Psychotherapy and Eclecticism: I stumbles onto this site from Google news, and there were a couple of interesting articles.
Moreover, no one is really ‘knowledgeable’ about how best to combine differing treatments. Little evidence is available with which to inform eclecticism. Hence, although mixing techniques is a constant temptation in therapy sessions, it is best avoided. The risk inherent in eclecticism is that therapists will fall into idiosyncratic approaches, as they did in the pre-empirical past. It’s important that psychiatric residents be trained in carefully defined treatments (psychodynamic, cognitive, and so forth) so that such eclecticisma euphemism for entropyis minimized.
John C. Markowitz, M.D.
In my own psychotherapy journey I went from an eclectic start to a very focussed & pure psychodrama stage… have I lost that to eclecticism as I have learnt more about Jung and analytical practitioners? My approach is not so much eclectic as a comfortable old hours which retains it character but has had some efficient modifications well incorporated all in keeping with its original style. Of course I would challenge his whole notion of pre and post empirical times. The past was quite empirical, perhaps more thasn he thinks, and the present is not as empirical as it might seem, and anyway empirical is not really the right word.

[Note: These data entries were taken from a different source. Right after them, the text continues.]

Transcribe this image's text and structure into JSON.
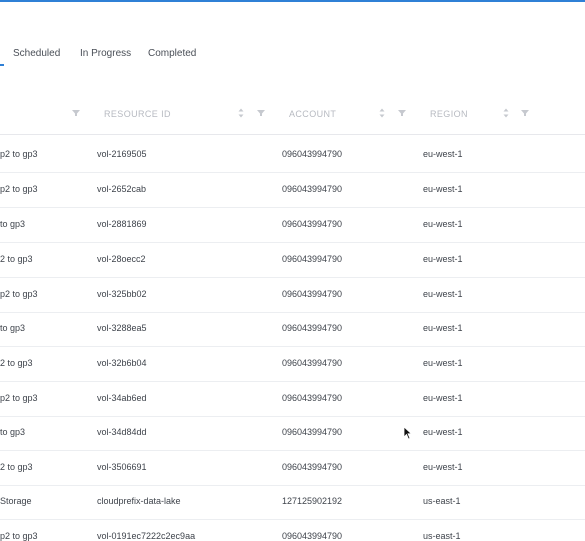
{
  "tabs": [
    {
      "label": "Scheduled"
    },
    {
      "label": "In Progress"
    },
    {
      "label": "Completed"
    }
  ],
  "table": {
    "headers": [
      "RESOURCE ID",
      "ACCOUNT",
      "REGION"
    ],
    "rows": [
      {
        "action": "p2 to gp3",
        "resource_id": "vol-2169505",
        "account": "096043994790",
        "region": "eu-west-1"
      },
      {
        "action": "p2 to gp3",
        "resource_id": "vol-2652cab",
        "account": "096043994790",
        "region": "eu-west-1"
      },
      {
        "action": "to gp3",
        "resource_id": "vol-2881869",
        "account": "096043994790",
        "region": "eu-west-1"
      },
      {
        "action": "2 to gp3",
        "resource_id": "vol-28oecc2",
        "account": "096043994790",
        "region": "eu-west-1"
      },
      {
        "action": "p2 to gp3",
        "resource_id": "vol-325bb02",
        "account": "096043994790",
        "region": "eu-west-1"
      },
      {
        "action": "to gp3",
        "resource_id": "vol-3288ea5",
        "account": "096043994790",
        "region": "eu-west-1"
      },
      {
        "action": "2 to gp3",
        "resource_id": "vol-32b6b04",
        "account": "096043994790",
        "region": "eu-west-1"
      },
      {
        "action": "p2 to gp3",
        "resource_id": "vol-34ab6ed",
        "account": "096043994790",
        "region": "eu-west-1"
      },
      {
        "action": "to gp3",
        "resource_id": "vol-34d84dd",
        "account": "096043994790",
        "region": "eu-west-1"
      },
      {
        "action": "2 to gp3",
        "resource_id": "vol-3506691",
        "account": "096043994790",
        "region": "eu-west-1"
      },
      {
        "action": "Storage",
        "resource_id": "cloudprefix-data-lake",
        "account": "127125902192",
        "region": "us-east-1"
      },
      {
        "action": "p2 to gp3",
        "resource_id": "vol-0191ec7222c2ec9aa",
        "account": "096043994790",
        "region": "us-east-1"
      }
    ]
  },
  "colors": {
    "accent": "#2f80d6",
    "header_text": "#b7bac1",
    "row_border": "#eceef1"
  }
}
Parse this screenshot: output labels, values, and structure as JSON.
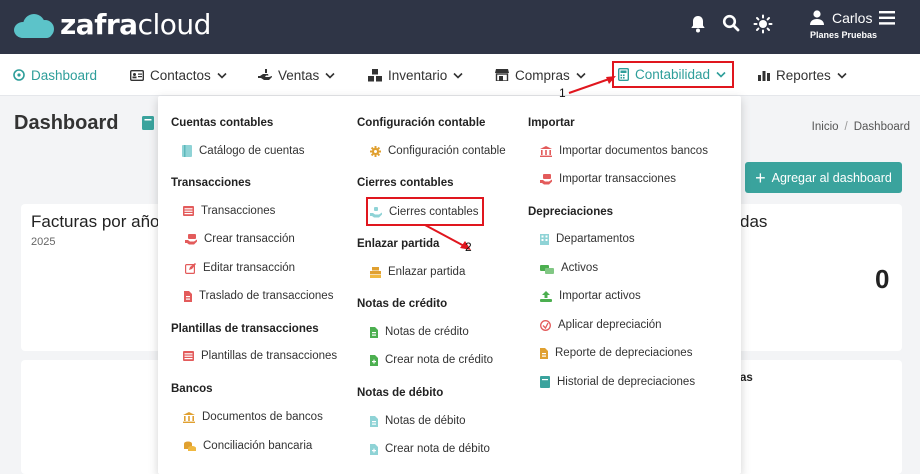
{
  "brand": {
    "name_bold": "zafra",
    "name_light": "cloud"
  },
  "user": {
    "name": "Carlos",
    "plan": "Planes Pruebas"
  },
  "header_icons": [
    "bell-icon",
    "search-icon",
    "sun-icon",
    "hamburger-menu-icon"
  ],
  "nav": {
    "dashboard": "Dashboard",
    "contactos": "Contactos",
    "ventas": "Ventas",
    "inventario": "Inventario",
    "compras": "Compras",
    "contabilidad": "Contabilidad",
    "reportes": "Reportes"
  },
  "page": {
    "title": "Dashboard",
    "breadcrumb": [
      "Inicio",
      "Dashboard"
    ],
    "add_button": "Agregar al dashboard"
  },
  "cards": {
    "facturas_title": "Facturas por año",
    "facturas_year": "2025",
    "right_title_fragment": "das",
    "right_value": "0",
    "bottom_right_fragment": "as"
  },
  "mega_menu": {
    "col1": {
      "cuentas_heading": "Cuentas contables",
      "catalogo": "Catálogo de cuentas",
      "transacciones_heading": "Transacciones",
      "transacciones": "Transacciones",
      "crear_transaccion": "Crear transacción",
      "editar_transaccion": "Editar transacción",
      "traslado": "Traslado de transacciones",
      "plantillas_heading": "Plantillas de transacciones",
      "plantillas": "Plantillas de transacciones",
      "bancos_heading": "Bancos",
      "documentos_bancos": "Documentos de bancos",
      "conciliacion": "Conciliación bancaria"
    },
    "col2": {
      "configuracion_heading": "Configuración contable",
      "configuracion": "Configuración contable",
      "cierres_heading": "Cierres contables",
      "cierres": "Cierres contables",
      "enlazar_heading": "Enlazar partida",
      "enlazar": "Enlazar partida",
      "credito_heading": "Notas de crédito",
      "notas_credito": "Notas de crédito",
      "crear_credito": "Crear nota de crédito",
      "debito_heading": "Notas de débito",
      "notas_debito": "Notas de débito",
      "crear_debito": "Crear nota de débito"
    },
    "col3": {
      "importar_heading": "Importar",
      "importar_documentos": "Importar documentos bancos",
      "importar_transacciones": "Importar transacciones",
      "depreciaciones_heading": "Depreciaciones",
      "departamentos": "Departamentos",
      "activos": "Activos",
      "importar_activos": "Importar activos",
      "aplicar_depreciacion": "Aplicar depreciación",
      "reporte_depreciaciones": "Reporte de depreciaciones",
      "historial_depreciaciones": "Historial de depreciaciones"
    }
  },
  "annotations": {
    "step1": "1",
    "step2": "2",
    "color": "#e0161e"
  },
  "colors": {
    "topbar": "#2f3546",
    "accent": "#3aa39d",
    "highlight": "#e0161e"
  }
}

Still his point about the muddied eclecticism makes sense, though it might not really include what happans in the post purity stage in the case of experienced clinicians.